| Issue : 4 | Page : 701-
Dr. Ranjana Srivastava – oncologist extraordinaire
Sunil K Pandya
Department of Neurosurgery, Jaslok Hospital and Research Centre, Dr. G. V. Deshmukh Marg, Mumbai, Maharashtra, India
Sunil K Pandya
Department of Neurosurgery, Jaslok Hospital and Research Centre, Dr. G. V. Deshmukh Marg, Mumbai, Maharashtra
|How to cite this article:|
Pandya SK. Dr. Ranjana Srivastava – oncologist extraordinaire.Indian J Cancer 2017;54:701-701
|How to cite this URL:|
Pandya SK. Dr. Ranjana Srivastava – oncologist extraordinaire. Indian J Cancer [serial online] 2017 [cited 2021 Oct 18 ];54:701-701
Available from: https://www.indianjcancer.com/text.asp?2017/54/4/701/237896
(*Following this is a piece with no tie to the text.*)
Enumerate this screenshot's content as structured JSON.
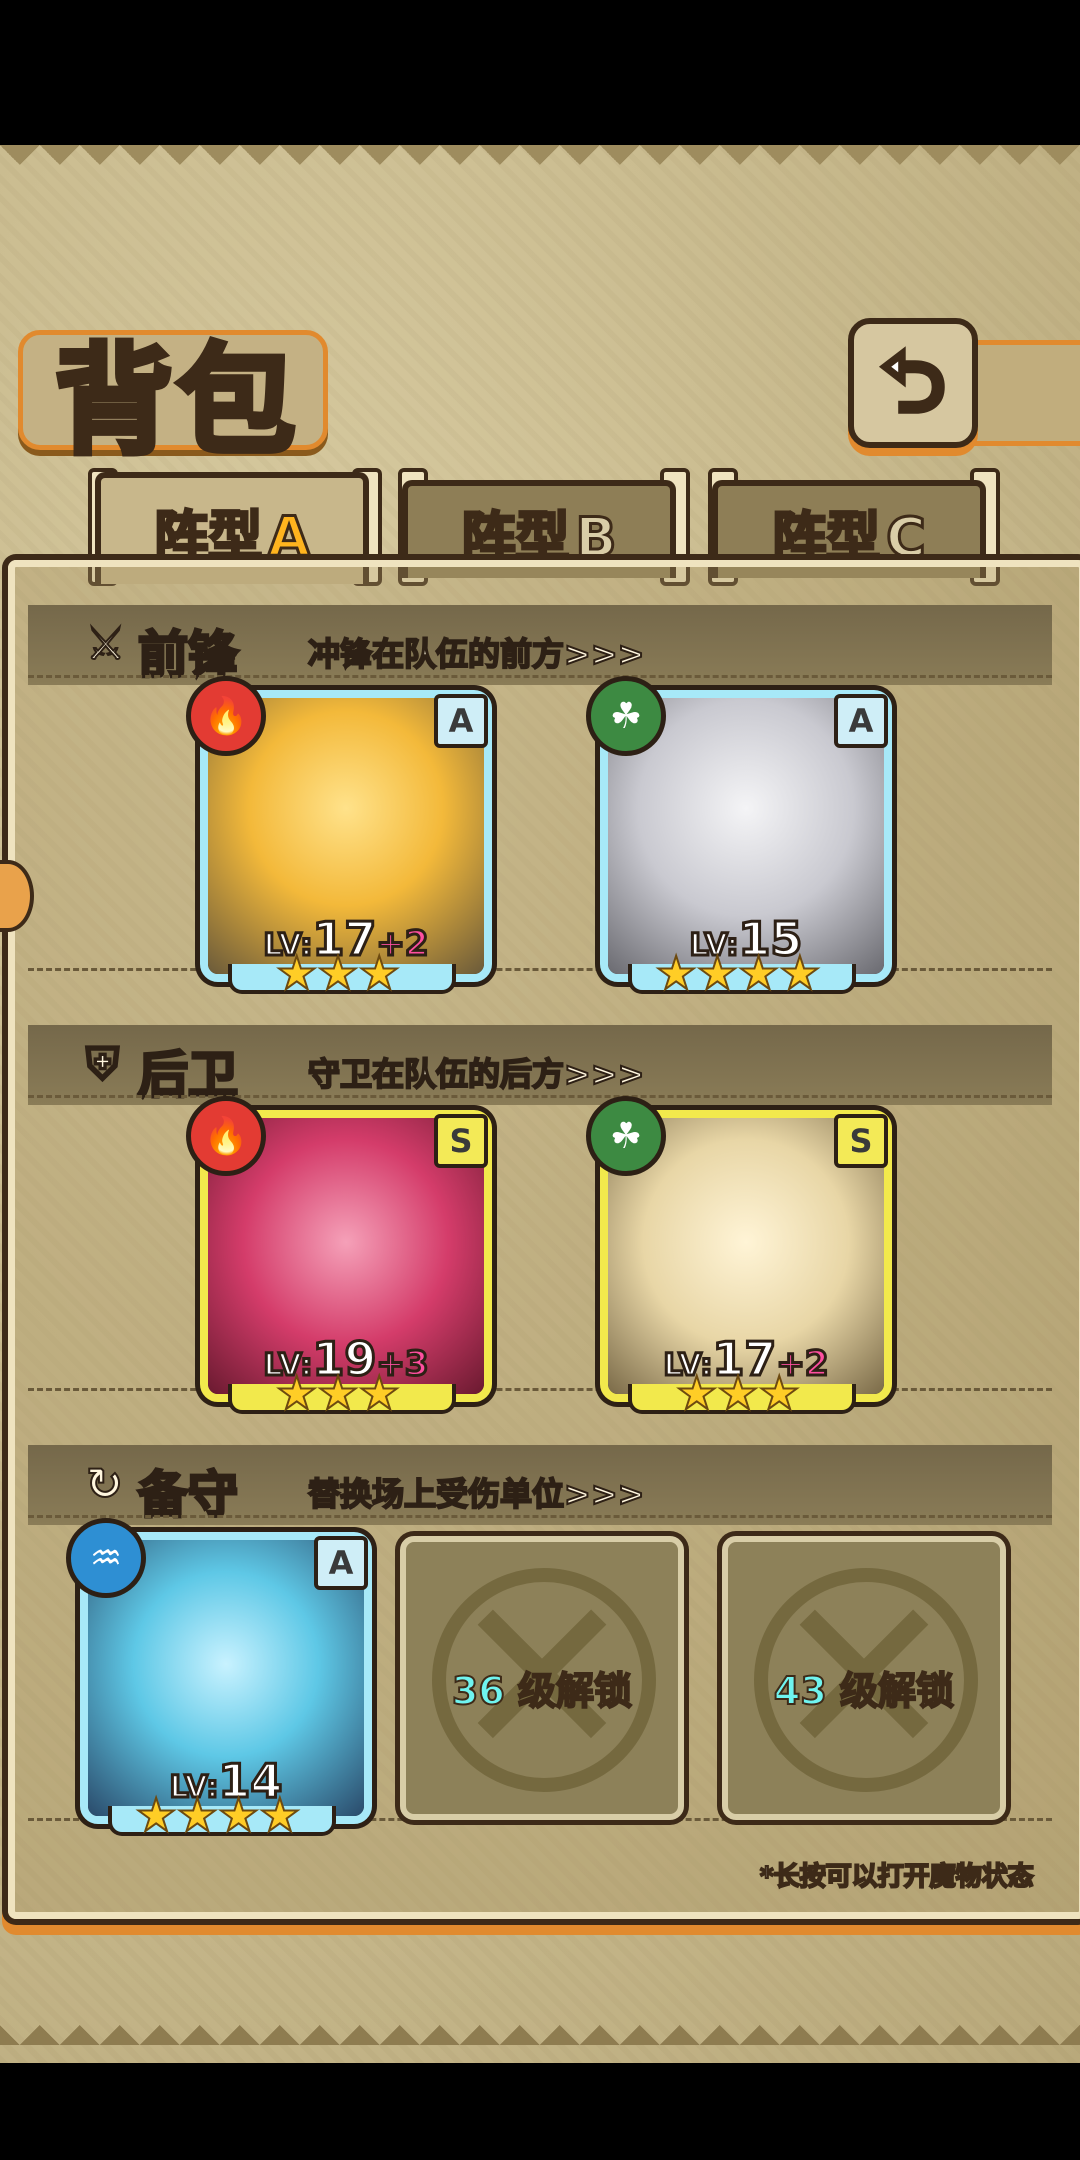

Dr. Srivastava was born in Canberra, Australia to parents who hailed from Bhagalpur, Bihar. Her father was a physicist whose occupation necessitated travel. As a consequence Dr. Srivastava was educated in India, Australia, the United States, and the United Kingdom. She graduated in medicine from Monash University. She won a Fulbright Award offered by the University of Chicago and returned to Melbourne, pregnant with twins. She describes what happened then in her essay that must be made required reading for every medical student and resident.
She was touched by the fact her experienced obstetrician wept as he delivered the ominous news to her. “Until then, in 13 years of medical training, I had never seen a doctor cry…My obstetrician's tears stunned me but also provided immediate comfort. They normalized the mad grief that had begun to set inside me. Yes, the doctor's expression said, this is truly awful and I feel sad too… I coped better because the first doctor had told the truth…”
As an oncologist, this experience modified her attitude toward her patients for the better. “How I would interpret the needs of my patients was fundamentally altered now that I had been one myself.” She had been made a member of Albert Schweitzer's Fellowship of Those Who Bear the Mark of Pain.
She pointed out in this essay that cancer patients are very particular about how much truth they want to know and when. “I don't decide for them but if they ask me I always tell the truth. A wife brings in her husband and his horrendous scans trigger a gasp of astonishment among even the non-oncologists. 'Doctor, will he die from this?' she asks me. 'I am afraid so,' I answer gently, 'but I will do everything in my power to keep him well as long as I can.' It is the only truthful promise I can make…”
Each of her essays is replete with similar sensitivity and humanism. I have benefited greatly from reading them.
In 2014, Dr. Srivastava was named Distinguished Alumnus of the Year by Monash University. Her writing has been published in Time, The Week, medical journals, such as The New England Journal of Medicine, The Lancet, Journal of the American Medical Association, and Journal of Hospice and Palliative Care Management. In 2008 her story Ode to a Patient won the Cancer Council Victoria Arts Award for outstanding writing. Her column in Melbourne Magazine was featured in the Best Australian Science Writing of 2012. She is a regular columnist for The Guardian. She also presents information on health on ABC Television and ABC 774 Radio. Last year she was awarded the Medal of the Order of Australia.
Her website http://ranjanasrivastava.com features several of her essays that are at once informative, stimulating, thought-provoking, and ennobling. It also enables you to listen to some of her talks and watch her at work and as she discusses topics of great interest to us. I strongly commend it to you.
|1||Srivastava R. Losing my twin baby boys forever changed the way I treat my patients. The Guardian 15 June 2015.|